on the night of the first snowfall. I will be holding
a bowl of steaming chick peas, just as you once asked.
Does Ingrid still weave blankets? Did the children leave
for camp? There were three beds floating like rafts
in the hotel room in Venice and we shared the smallest one.
I once dreamed that your hands were fountains and
the falling rain was a single tear from a homeless ancient god.
Where did we go after we rubbed the sand from our eyes?
Do you remember when we slept in the train station,
head to head on the worn bench, before the gendarmes
tapped us with their sticks? What keeps you awake at night?
When did we last speak?
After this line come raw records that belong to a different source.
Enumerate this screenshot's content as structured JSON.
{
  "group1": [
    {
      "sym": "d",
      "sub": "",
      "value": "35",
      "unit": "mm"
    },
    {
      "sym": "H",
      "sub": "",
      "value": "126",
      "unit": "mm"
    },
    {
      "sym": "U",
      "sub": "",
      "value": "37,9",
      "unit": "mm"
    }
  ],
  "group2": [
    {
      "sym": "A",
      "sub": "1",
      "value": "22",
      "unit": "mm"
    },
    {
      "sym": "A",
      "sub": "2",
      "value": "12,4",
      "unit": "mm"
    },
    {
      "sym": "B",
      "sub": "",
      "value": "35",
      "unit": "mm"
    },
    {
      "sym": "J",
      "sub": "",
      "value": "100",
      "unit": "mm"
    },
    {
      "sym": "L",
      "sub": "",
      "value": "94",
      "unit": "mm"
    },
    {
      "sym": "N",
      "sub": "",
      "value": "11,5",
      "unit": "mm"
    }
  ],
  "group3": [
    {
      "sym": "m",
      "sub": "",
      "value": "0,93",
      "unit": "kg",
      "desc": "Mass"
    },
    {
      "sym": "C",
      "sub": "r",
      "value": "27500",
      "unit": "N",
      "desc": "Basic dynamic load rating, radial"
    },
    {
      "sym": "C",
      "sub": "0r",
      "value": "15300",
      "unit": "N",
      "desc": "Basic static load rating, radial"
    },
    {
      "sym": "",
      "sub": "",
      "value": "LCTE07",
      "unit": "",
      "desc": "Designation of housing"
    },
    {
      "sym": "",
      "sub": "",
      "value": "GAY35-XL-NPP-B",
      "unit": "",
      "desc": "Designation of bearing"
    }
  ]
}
I found your address in a drawer
stuffed with thin air mail paper, the blue kind from the sixties.
It’s me. Dear. Date stamp. Return address. Envelope. Stamp.
Amy Gottlieb‘s debut novel The Beautiful Possible (Harper Perennial) was a 2016 National Jewish Book Award Finalist and a runner-up for the Edward Lewis Wallant Award. Her poems have appeared in Zeek, Storyscape, Seminary Ridge Review, The Bloomsbury Anthology of Contemporary Jewish American Poetry and elsewhere, and she was a finalist for the Ellen LaForge Memorial Poetry Prize. She lives in New York City.